== Exercise ==
Restate the listing below exactly, images excluded.
START Data extracts
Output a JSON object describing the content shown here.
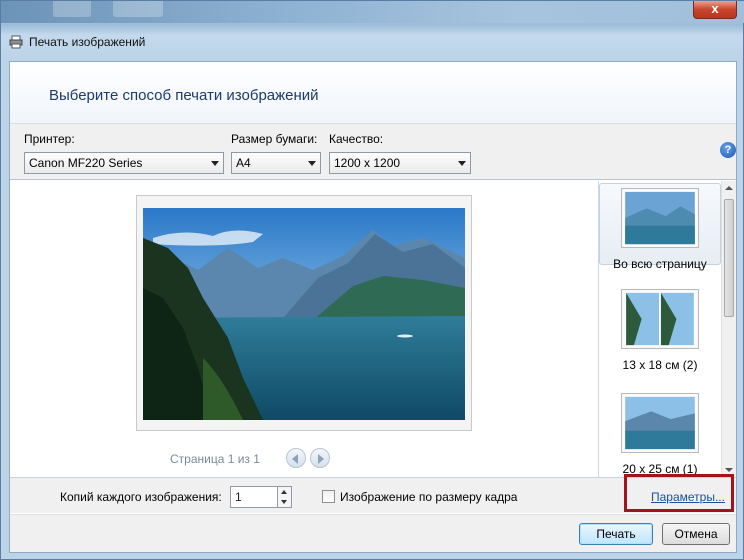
{
  "window": {
    "title": "Печать изображений",
    "close_glyph": "x"
  },
  "header": {
    "heading": "Выберите способ печати изображений"
  },
  "options": {
    "printer_label": "Принтер:",
    "printer_value": "Canon MF220 Series",
    "paper_label": "Размер бумаги:",
    "paper_value": "A4",
    "quality_label": "Качество:",
    "quality_value": "1200 x 1200",
    "help_glyph": "?"
  },
  "preview": {
    "page_info": "Страница 1 из 1"
  },
  "layouts": [
    {
      "label": "Во всю страницу",
      "selected": true
    },
    {
      "label": "13 x 18 см (2)",
      "selected": false
    },
    {
      "label": "20 x 25 см (1)",
      "selected": false
    }
  ],
  "bottom": {
    "copies_label": "Копий каждого изображения:",
    "copies_value": "1",
    "fit_label": "Изображение по размеру кадра",
    "fit_checked": false,
    "params_link": "Параметры..."
  },
  "footer": {
    "print_label": "Печать",
    "cancel_label": "Отмена"
  },
  "colors": {
    "accent_highlight": "#a3121f",
    "link": "#1b4fa6"
  }
}
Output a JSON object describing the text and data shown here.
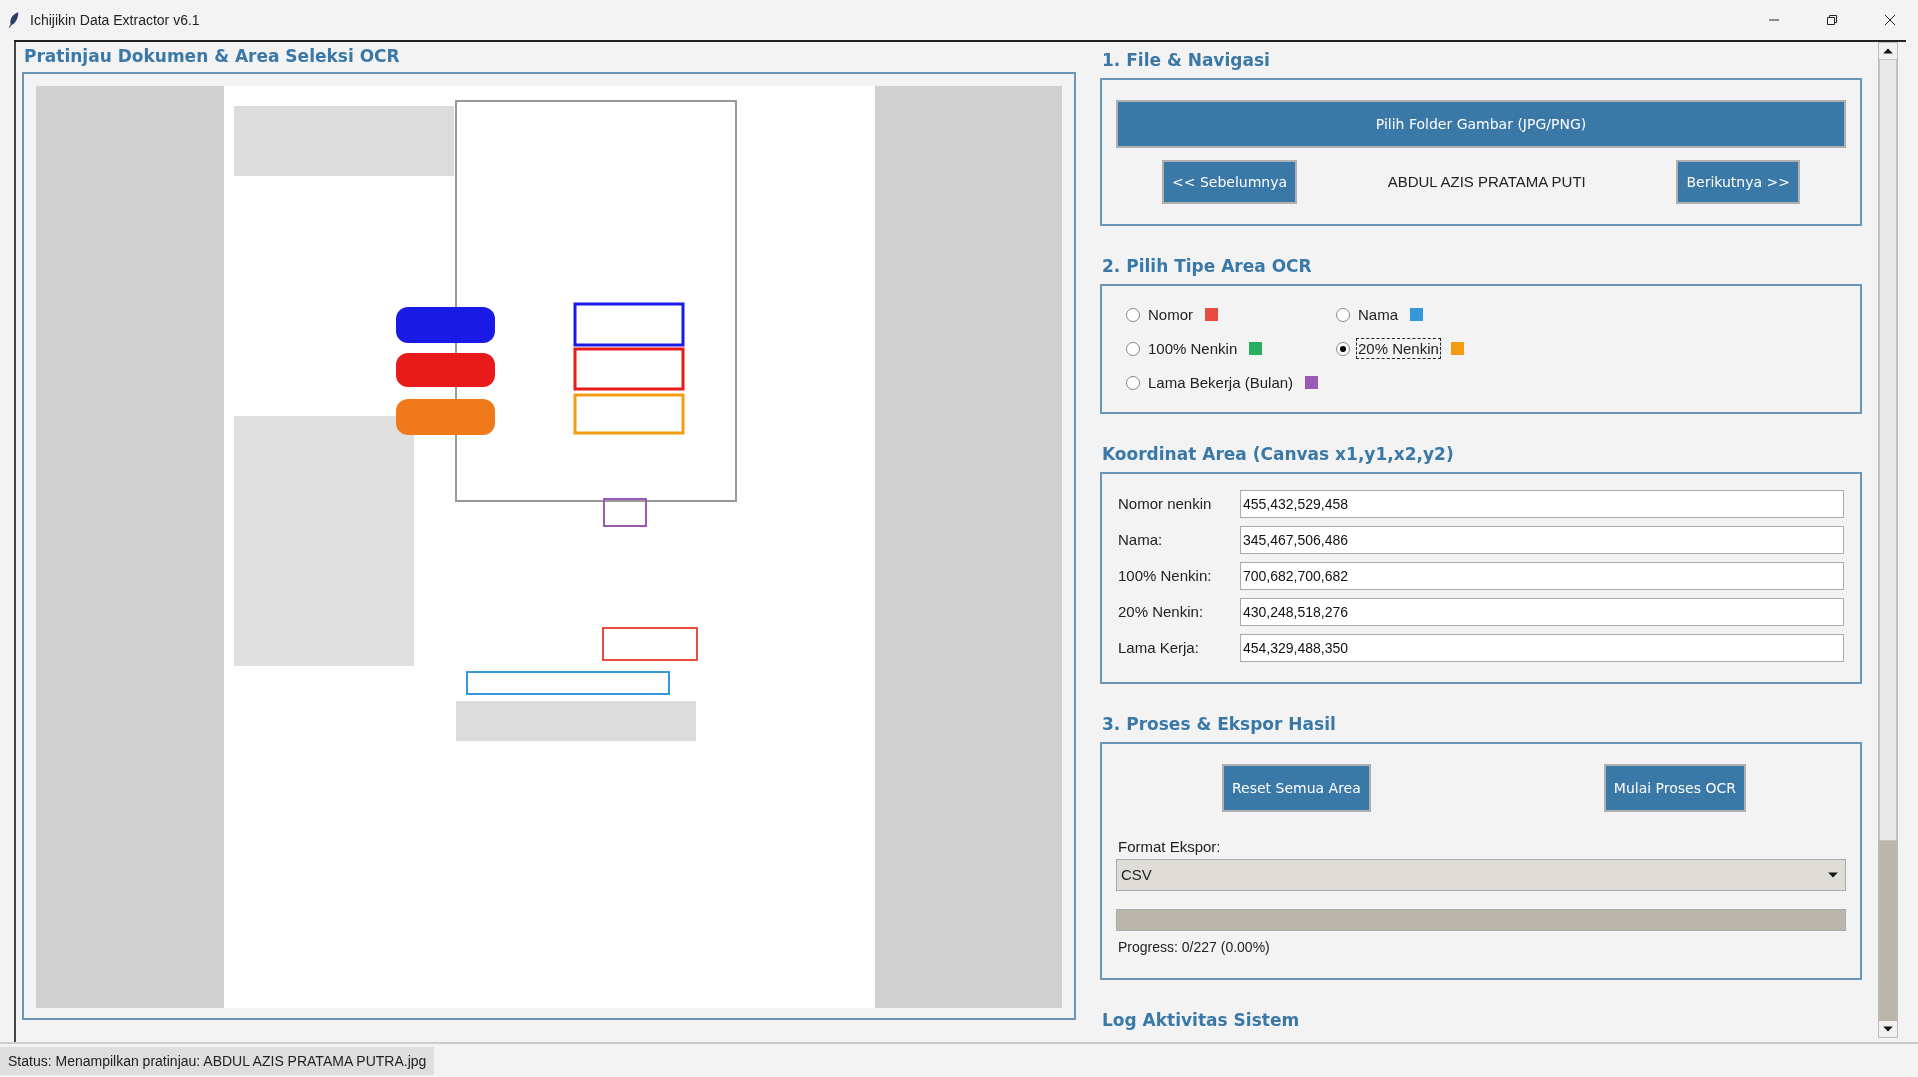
{
  "window": {
    "title": "Ichijikin Data Extractor v6.1"
  },
  "preview": {
    "heading": "Pratinjau Dokumen & Area Seleksi OCR"
  },
  "file_nav": {
    "heading": "1. File & Navigasi",
    "folder_button": "Pilih Folder Gambar (JPG/PNG)",
    "prev_button": "<< Sebelumnya",
    "current_name": "ABDUL AZIS PRATAMA PUTI",
    "next_button": "Berikutnya >>"
  },
  "area_type": {
    "heading": "2. Pilih Tipe Area OCR",
    "options": [
      {
        "label": "Nomor",
        "color": "#e74c3c",
        "selected": false
      },
      {
        "label": "Nama",
        "color": "#3498db",
        "selected": false
      },
      {
        "label": "100% Nenkin",
        "color": "#27ae60",
        "selected": false
      },
      {
        "label": "20% Nenkin",
        "color": "#f39c12",
        "selected": true
      },
      {
        "label": "Lama Bekerja (Bulan)",
        "color": "#9b59b6",
        "selected": false
      }
    ]
  },
  "coordinates": {
    "heading": "Koordinat Area (Canvas x1,y1,x2,y2)",
    "fields": [
      {
        "label": "Nomor nenkin",
        "value": "455,432,529,458"
      },
      {
        "label": "Nama:",
        "value": "345,467,506,486"
      },
      {
        "label": "100% Nenkin:",
        "value": "700,682,700,682"
      },
      {
        "label": "20% Nenkin:",
        "value": "430,248,518,276"
      },
      {
        "label": "Lama Kerja:",
        "value": "454,329,488,350"
      }
    ]
  },
  "process": {
    "heading": "3. Proses & Ekspor Hasil",
    "reset_button": "Reset Semua Area",
    "start_button": "Mulai Proses OCR",
    "format_label": "Format Ekspor:",
    "format_value": "CSV",
    "progress": {
      "level": 0
    },
    "progress_text": "Progress: 0/227 (0.00%)"
  },
  "log": {
    "heading": "Log Aktivitas Sistem"
  },
  "status_bar": "Status: Menampilkan pratinjau: ABDUL AZIS PRATAMA PUTRA.jpg"
}
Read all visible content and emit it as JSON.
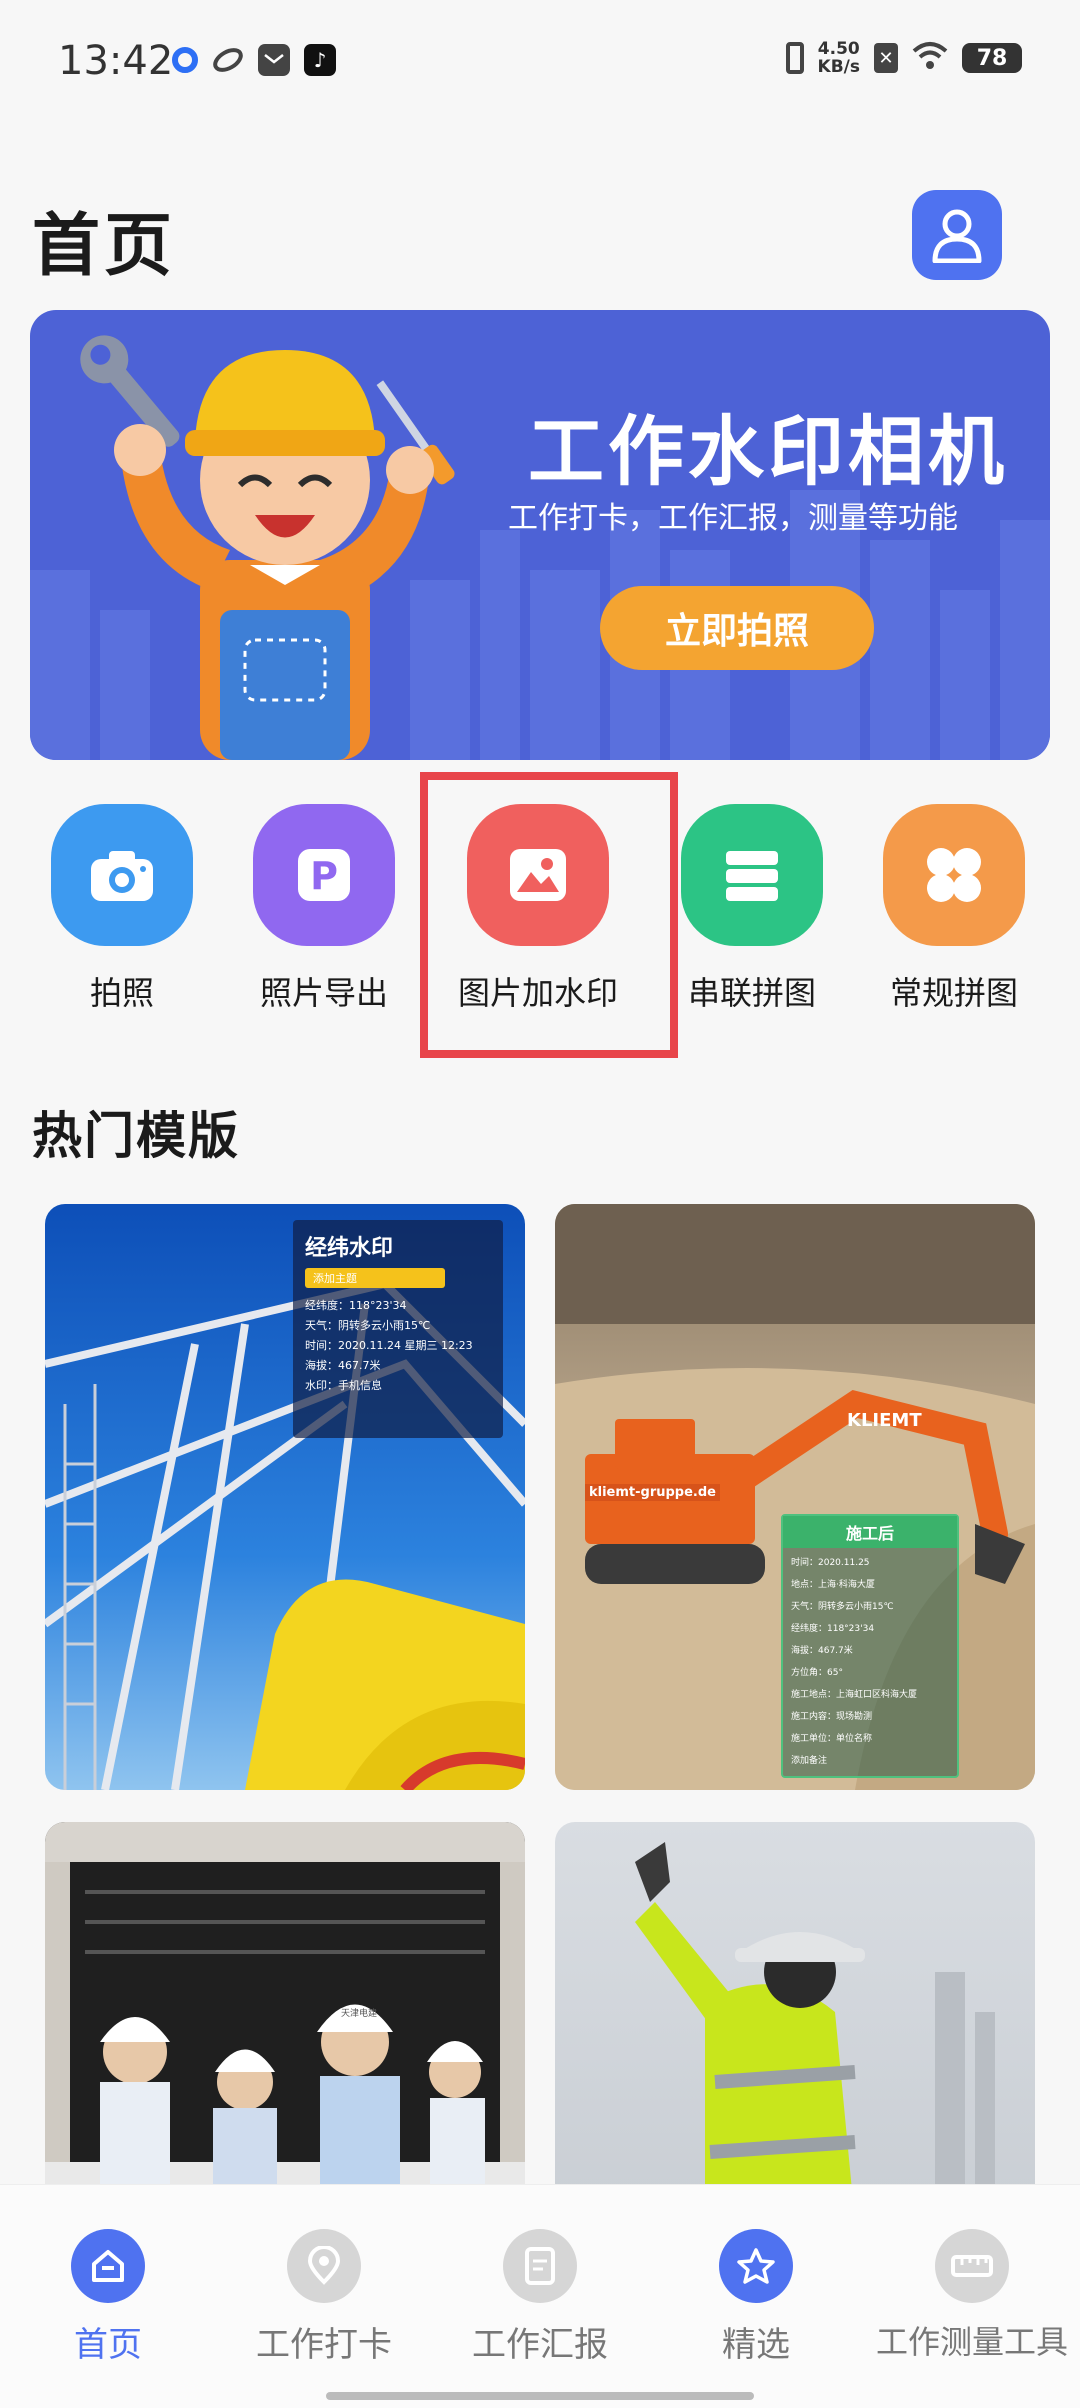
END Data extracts
== Your response ==
Output a JSON object describing the content shown here.
{
  "window": {
    "title": "Печать изображений",
    "close_glyph": "x"
  },
  "header": {
    "heading": "Выберите способ печати изображений"
  },
  "options": {
    "printer_label": "Принтер:",
    "printer_value": "Canon MF220 Series",
    "paper_label": "Размер бумаги:",
    "paper_value": "A4",
    "quality_label": "Качество:",
    "quality_value": "1200 x 1200",
    "help_glyph": "?"
  },
  "preview": {
    "page_info": "Страница 1 из 1"
  },
  "layouts": [
    {
      "label": "Во всю страницу",
      "selected": true
    },
    {
      "label": "13 x 18 см (2)",
      "selected": false
    },
    {
      "label": "20 x 25 см (1)",
      "selected": false
    }
  ],
  "bottom": {
    "copies_label": "Копий каждого изображения:",
    "copies_value": "1",
    "fit_label": "Изображение по размеру кадра",
    "fit_checked": false,
    "params_link": "Параметры..."
  },
  "footer": {
    "print_label": "Печать",
    "cancel_label": "Отмена"
  },
  "colors": {
    "accent_highlight": "#a3121f",
    "link": "#1b4fa6"
  }
}
Output a JSON object describing the text and data shown here.
{
  "window": {
    "title": "Ichijikin Data Extractor v6.1"
  },
  "preview": {
    "heading": "Pratinjau Dokumen & Area Seleksi OCR"
  },
  "file_nav": {
    "heading": "1. File & Navigasi",
    "folder_button": "Pilih Folder Gambar (JPG/PNG)",
    "prev_button": "<< Sebelumnya",
    "current_name": "ABDUL AZIS PRATAMA PUTI",
    "next_button": "Berikutnya >>"
  },
  "area_type": {
    "heading": "2. Pilih Tipe Area OCR",
    "options": [
      {
        "label": "Nomor",
        "color": "#e74c3c",
        "selected": false
      },
      {
        "label": "Nama",
        "color": "#3498db",
        "selected": false
      },
      {
        "label": "100% Nenkin",
        "color": "#27ae60",
        "selected": false
      },
      {
        "label": "20% Nenkin",
        "color": "#f39c12",
        "selected": true
      },
      {
        "label": "Lama Bekerja (Bulan)",
        "color": "#9b59b6",
        "selected": false
      }
    ]
  },
  "coordinates": {
    "heading": "Koordinat Area (Canvas x1,y1,x2,y2)",
    "fields": [
      {
        "label": "Nomor nenkin",
        "value": "455,432,529,458"
      },
      {
        "label": "Nama:",
        "value": "345,467,506,486"
      },
      {
        "label": "100% Nenkin:",
        "value": "700,682,700,682"
      },
      {
        "label": "20% Nenkin:",
        "value": "430,248,518,276"
      },
      {
        "label": "Lama Kerja:",
        "value": "454,329,488,350"
      }
    ]
  },
  "process": {
    "heading": "3. Proses & Ekspor Hasil",
    "reset_button": "Reset Semua Area",
    "start_button": "Mulai Proses OCR",
    "format_label": "Format Ekspor:",
    "format_value": "CSV",
    "progress": {
      "level": 0
    },
    "progress_text": "Progress: 0/227 (0.00%)"
  },
  "log": {
    "heading": "Log Aktivitas Sistem"
  },
  "status_bar": "Status: Menampilkan pratinjau: ABDUL AZIS PRATAMA PUTRA.jpg"
}
Read all visible content and emit it as JSON.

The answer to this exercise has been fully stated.